Do you ever get distracted and lose focus from something important? It happens a lot in our lives with the constant barrage of tasks, demands, and changes.
It also happens in organizations of all types as leaders become distracted, focus upon daily tasks or a pressing problem, and forget to pay attention to the really critical issues. Patrick Lencioni, in his recent leadership book The Advantage, refers to distractions resulting from lack of clarity on fundamental questions and failure to communicate that clarity, leading to “confusion, disorder, and infighting” and low organizational health. In business, it can cause decline and ultimately failure, financial collapse. In the church, distractions can cause misunderstandings, divisions, long-term decline and, yes, failure. But the real failure isn’t financial – it’s in people who God cares about and wanted to reach through those who follow Jesus.
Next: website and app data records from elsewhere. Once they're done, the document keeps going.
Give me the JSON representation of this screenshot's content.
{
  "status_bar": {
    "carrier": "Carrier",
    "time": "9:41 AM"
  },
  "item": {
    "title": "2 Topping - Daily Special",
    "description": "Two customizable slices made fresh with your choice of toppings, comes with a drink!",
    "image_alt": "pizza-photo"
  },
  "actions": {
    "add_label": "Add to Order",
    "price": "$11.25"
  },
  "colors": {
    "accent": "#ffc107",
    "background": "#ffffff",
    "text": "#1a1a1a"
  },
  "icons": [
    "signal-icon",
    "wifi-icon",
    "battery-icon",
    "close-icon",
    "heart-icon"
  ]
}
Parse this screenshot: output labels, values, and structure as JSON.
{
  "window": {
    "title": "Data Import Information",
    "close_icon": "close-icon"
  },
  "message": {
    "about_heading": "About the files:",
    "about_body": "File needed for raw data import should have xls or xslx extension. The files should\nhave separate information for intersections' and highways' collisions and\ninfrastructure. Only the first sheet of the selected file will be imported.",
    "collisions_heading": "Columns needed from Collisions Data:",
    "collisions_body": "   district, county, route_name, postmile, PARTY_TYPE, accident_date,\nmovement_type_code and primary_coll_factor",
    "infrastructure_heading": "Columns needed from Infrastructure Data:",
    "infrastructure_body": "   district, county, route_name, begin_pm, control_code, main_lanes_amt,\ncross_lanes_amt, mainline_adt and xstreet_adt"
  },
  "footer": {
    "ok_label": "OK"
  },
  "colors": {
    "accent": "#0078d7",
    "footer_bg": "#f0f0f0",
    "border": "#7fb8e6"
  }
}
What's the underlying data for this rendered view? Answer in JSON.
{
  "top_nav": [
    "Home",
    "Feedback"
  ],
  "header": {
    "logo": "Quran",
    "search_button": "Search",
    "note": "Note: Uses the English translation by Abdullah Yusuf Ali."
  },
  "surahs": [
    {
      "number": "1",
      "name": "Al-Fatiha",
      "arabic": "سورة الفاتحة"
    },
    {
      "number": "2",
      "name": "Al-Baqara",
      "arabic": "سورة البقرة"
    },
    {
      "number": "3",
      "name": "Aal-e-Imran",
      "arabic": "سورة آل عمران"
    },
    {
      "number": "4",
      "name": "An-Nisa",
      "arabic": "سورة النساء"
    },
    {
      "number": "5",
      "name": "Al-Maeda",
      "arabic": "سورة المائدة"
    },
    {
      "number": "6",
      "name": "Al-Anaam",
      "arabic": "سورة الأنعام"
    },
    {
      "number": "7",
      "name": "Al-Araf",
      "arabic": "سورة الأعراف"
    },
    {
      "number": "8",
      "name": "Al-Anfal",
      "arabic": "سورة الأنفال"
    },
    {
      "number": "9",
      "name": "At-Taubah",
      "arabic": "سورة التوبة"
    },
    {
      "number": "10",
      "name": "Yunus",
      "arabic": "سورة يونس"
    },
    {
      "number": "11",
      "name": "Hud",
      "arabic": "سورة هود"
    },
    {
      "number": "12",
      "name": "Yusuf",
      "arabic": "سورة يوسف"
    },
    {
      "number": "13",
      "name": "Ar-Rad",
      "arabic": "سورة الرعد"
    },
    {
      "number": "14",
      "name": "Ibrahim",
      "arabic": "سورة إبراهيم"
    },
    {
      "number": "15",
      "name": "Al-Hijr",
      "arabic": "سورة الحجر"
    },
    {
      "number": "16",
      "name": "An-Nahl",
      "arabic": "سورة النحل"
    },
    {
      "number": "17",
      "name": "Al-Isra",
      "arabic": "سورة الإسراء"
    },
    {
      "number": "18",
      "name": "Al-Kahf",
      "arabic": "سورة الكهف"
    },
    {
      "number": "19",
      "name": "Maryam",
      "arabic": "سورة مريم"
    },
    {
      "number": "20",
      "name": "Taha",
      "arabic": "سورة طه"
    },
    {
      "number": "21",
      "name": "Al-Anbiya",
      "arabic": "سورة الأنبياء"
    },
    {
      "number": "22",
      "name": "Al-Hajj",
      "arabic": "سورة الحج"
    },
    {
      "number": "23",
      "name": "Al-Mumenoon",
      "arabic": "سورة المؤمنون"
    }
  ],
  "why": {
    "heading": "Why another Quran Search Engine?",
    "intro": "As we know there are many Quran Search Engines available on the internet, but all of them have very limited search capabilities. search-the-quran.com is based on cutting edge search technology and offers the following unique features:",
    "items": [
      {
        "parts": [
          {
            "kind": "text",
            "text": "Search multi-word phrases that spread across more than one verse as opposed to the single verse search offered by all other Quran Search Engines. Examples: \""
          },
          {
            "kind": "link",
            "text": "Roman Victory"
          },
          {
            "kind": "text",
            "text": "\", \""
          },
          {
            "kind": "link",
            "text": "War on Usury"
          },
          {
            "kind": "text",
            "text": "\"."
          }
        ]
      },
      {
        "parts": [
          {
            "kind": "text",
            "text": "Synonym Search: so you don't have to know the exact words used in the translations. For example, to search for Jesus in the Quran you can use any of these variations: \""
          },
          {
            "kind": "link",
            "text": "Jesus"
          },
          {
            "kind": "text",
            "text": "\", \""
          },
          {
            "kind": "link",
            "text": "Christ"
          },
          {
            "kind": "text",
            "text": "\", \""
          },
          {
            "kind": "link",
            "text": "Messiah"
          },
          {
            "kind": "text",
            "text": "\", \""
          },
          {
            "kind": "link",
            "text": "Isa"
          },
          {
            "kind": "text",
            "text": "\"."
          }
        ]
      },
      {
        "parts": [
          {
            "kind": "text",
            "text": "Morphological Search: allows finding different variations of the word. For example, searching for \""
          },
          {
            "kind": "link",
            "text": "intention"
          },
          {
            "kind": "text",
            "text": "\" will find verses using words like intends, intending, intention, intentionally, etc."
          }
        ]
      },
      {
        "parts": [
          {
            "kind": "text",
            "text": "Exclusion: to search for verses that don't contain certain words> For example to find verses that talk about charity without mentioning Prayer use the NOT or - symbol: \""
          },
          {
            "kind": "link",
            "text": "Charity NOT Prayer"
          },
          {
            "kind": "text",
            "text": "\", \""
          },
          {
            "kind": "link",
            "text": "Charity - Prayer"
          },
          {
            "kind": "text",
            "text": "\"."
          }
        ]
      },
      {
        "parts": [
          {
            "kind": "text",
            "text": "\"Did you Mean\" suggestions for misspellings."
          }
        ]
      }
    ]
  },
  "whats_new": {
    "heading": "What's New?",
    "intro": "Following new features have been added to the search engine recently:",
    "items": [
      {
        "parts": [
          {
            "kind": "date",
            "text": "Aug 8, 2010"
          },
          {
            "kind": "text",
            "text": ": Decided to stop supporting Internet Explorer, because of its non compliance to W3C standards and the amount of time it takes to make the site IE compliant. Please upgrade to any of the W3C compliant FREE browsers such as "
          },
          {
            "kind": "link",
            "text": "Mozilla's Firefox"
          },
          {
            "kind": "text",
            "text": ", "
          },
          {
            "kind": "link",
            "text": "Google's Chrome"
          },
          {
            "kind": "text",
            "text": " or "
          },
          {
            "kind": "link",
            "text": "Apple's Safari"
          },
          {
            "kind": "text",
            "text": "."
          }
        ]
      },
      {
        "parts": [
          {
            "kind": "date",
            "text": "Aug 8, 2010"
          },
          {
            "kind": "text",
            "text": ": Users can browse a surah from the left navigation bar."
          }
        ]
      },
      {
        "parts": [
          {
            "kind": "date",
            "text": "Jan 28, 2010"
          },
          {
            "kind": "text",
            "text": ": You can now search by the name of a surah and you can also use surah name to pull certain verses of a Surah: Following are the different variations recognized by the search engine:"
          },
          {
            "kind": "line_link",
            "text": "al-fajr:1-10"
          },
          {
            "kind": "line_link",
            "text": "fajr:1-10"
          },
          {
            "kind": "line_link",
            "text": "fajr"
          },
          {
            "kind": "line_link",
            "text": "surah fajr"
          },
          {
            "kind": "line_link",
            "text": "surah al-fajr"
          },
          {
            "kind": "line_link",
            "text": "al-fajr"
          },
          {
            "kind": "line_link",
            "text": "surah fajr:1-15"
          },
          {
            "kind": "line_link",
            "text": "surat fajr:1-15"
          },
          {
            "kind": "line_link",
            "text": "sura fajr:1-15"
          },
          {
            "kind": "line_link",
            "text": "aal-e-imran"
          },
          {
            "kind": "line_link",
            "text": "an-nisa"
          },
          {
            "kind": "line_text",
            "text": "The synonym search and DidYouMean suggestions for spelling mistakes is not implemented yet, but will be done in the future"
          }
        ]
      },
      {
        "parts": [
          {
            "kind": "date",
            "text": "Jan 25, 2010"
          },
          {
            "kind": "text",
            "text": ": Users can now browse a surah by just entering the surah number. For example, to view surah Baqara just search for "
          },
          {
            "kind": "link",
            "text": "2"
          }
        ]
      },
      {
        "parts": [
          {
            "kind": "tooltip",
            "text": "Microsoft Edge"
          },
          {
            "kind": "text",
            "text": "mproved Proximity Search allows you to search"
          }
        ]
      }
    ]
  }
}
So – what about “the Main Thing”? I always remember that phrase, and Larry Fagan standing up at Annual Conference many years ago saying that “the Main Thing is to keep the Main Thing the Main Thing.”
He was reminding us that, even with the distractions that can pull us in many directions, we as the church have got to keep focused upon the “Main Thing” -- to make disciples of Jesus Christ for the transformation of the world. THAT’S our mission and purpose, given by Jesus himself (Matt 28:19-20). We do a lot of things in and around the church, but if we get distracted and don’t create clarity to get the “Main Thing” right, we risk long-term failure.
Our United Methodist Book of Discipline reminds us that making disciples – followers – is our mission (par. 120). We know it by heart, and hear it stated so often that we almost forget about it. We get distracted and forget to focus upon “the Main Thing”.
And the local congregation – YOUR local congregation – is the “most significant arena through which disciple-making occurs” (par. 201). So it’s encouraging to see many of our congregations and leaders (both clergy and lay) really engaging in that mission and seeking ways to make disciples and transform lives in their communities. In fact, most of you who have been through an HCI or SCI have re-discovered that mission, stating it in some form of “making disciples of Jesus Christ for the transformation of the world”. If you’re one of those, may God continue to produce fruit as you keep “the Main Thing the Main Thing” and reach out to transform lives by making disciples – followers – of Jesus Christ.